Australian musician Kirin J Callinan is used to public scrutiny, but for his new album he's put all the pressure on himself - having to make it in just 14 days.
While deadlines are often set by record labels, his was set by a music store. The album is called Return to Center - as in Guitar Center, the US's biggest music retailer.
- Strokes and death and birth: Kiwi metal band Old Loaves on their new album's seven-year journey
- Angus Stone talks Dope Lemon and paying for fans' tattoos
- Wellington soul singer Louis Baker opens up
"I knew the name the moment I thought of the idea," he told Newshub.
Using his US$8888.88 budget, he bought all his gear, made the album, and returned it within the two-week refund window, essentially incurring zero costs making the album.
"I wouldn't say they were ok with it. But they wrote the rules, not me. I told them what I was doing," he says.
But he explains the album's not just a return to the Guitar Center.
"[It's] a return to what I love about music, less about myself and my ego and character, and more about painting a self-portrait through other people's songs."
That's because Return to Center is a covers album, and that 14-day deadline meant Callinan had to be flexible and spontaneous.

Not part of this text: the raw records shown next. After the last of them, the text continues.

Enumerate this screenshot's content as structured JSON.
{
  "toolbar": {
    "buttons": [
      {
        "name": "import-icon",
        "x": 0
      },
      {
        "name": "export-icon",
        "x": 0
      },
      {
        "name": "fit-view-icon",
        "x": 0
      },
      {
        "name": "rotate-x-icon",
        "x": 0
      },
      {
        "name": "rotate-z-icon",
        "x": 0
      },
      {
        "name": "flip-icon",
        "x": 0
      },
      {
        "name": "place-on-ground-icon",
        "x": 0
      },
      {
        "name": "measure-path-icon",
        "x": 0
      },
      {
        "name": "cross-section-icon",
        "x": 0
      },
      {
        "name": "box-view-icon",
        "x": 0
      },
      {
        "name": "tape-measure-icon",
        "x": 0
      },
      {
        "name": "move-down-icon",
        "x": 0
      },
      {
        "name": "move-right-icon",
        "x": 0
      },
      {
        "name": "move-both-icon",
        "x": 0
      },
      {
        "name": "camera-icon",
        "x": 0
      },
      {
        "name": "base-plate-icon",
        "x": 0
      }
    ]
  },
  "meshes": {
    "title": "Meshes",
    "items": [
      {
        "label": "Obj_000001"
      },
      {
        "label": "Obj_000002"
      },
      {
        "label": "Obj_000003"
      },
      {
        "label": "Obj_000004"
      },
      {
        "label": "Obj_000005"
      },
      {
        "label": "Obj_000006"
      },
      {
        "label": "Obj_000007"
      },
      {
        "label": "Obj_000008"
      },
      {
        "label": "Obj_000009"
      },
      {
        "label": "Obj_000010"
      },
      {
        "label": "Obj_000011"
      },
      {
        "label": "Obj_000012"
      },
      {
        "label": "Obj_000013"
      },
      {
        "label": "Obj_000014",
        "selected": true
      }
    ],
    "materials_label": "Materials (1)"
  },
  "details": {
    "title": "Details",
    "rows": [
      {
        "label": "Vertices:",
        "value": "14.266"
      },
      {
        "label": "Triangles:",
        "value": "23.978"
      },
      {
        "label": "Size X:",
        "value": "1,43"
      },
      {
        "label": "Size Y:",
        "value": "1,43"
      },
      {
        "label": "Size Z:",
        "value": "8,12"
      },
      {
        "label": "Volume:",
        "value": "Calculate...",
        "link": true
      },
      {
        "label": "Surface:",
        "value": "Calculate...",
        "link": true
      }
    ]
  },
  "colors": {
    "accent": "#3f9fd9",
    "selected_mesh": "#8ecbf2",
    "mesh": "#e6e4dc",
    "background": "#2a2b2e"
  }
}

Some songs he had planned to include didn't make it, while others that weren't on the list did.
"I didn't have time to feel the pressure, didn't have time to think really, I just had to do it," he says.
His last album Bravado took three-and-a-half years to make, and brought him a new level of attention after one of his songs became a meme.
Callinan reached viral fame when Aussie legend Jimmy Barnes appeared in his song 'Big Enough' as a screaming sky-cowboy.
"I'm smiling now thinking about it, I still find it quite funny," he laughs.
He intended for 1 million views - it's now at 43 million and counting.
"If I never have any more commercial success, then it was a genuine moment and no-one can take that away," he says.
Callinan says he's heard the song pop up at baseball games, Russian TV commercials, even as a mod in the video game Halo, but it's nothing compared to the attention Barnes now gets.
"Some kids went up to him and started screaming. He's now being recognised as the screaming cowboy. I'm sorry Jim, I'm really sorry" he jokes.
Callinan often gets labelled as controversial. He urinated on himself for the Bravado artwork and in 2017 exposed himself at Australia's ARIA awards. As a result, he was dropped from the Laneway Festival and given a 12-month good behaviour bond.
"I just had to shut up, listen and take it all in and then forget about it. And come back to it as well."
Which he has done on Return to Center, incorporating re-recorded news snippets of the incident into a cover of Public Image Limited's 'Rise.'
"Telling the story emotionally through covers definitely felt like the most honest way to approach it, as opposed to penning a song about the ARIA's" he says.
The Sydney-born singer now lives in Los Angeles, and is in New Zealand for his new tour, which he's doing without a band. With just him onstage, he says it's surreal but also liberating.
"You'd think cos I've got a backing track that maybe the shows would be more repetitive, that night after night would be the same because it's literally the same backing track. But I've found the opposite. They get weirder!"
Weird enough for Callinan to tell Kiwi audiences to be prepared to bring their best Jimmy Barnes impressions to his shows. They may be invited onstage.